Are we still supposed to be chasing the American Dream? What is the American Dream? I think it used to be a solid job that afforded you a house in the suburbs with a chest freezer full of food in the garage, a station wagon with wood panels on the sides, a loving wife and kids to fill all the seats and a golden retriever in the back. It's a worn-out frame, here, shot 365 days ago on black-and-white 127-format film made in Croatia for a Japanese twin-lens camera that was rolled out in 1958 and obsolete by '62. I was walking on the outskirts of our neighborhood looking over fences and peering into windows to see who had better stuff than me. Isn't that the American Dream? To have better stuff than everyone else?
I don't care about that stuff anymore, so I guess I better start looking for a new dream.

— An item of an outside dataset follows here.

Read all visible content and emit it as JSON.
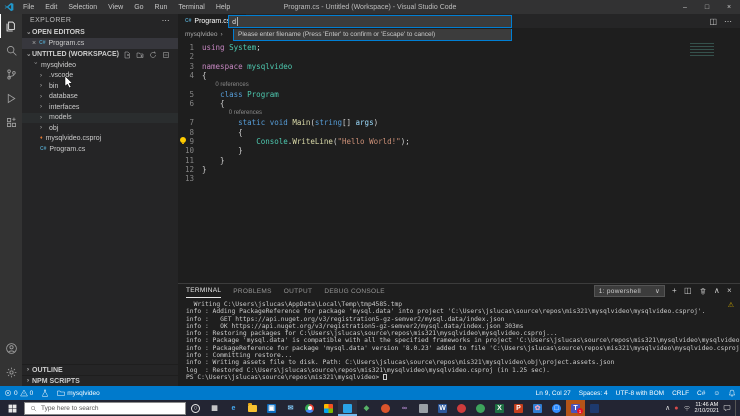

I heard a 'thud' on the back deck's glass door and the cats woke up, perked up. I lowered and shook my head – goddamnit, not again. It lay on its side with an eye up, wide open, searching. The feathers on the back of this Inca dove, near the base of the tail began to lift in a slow convulsion. The eye was still open, taking in the last of things, and we both knew it. It hurt me to watch, so I quickly turned around and went out the front door, looking up at the trees and the blue sky and then finally down at the hard December dirt, knowing I'd be digging another hole in the yard soon.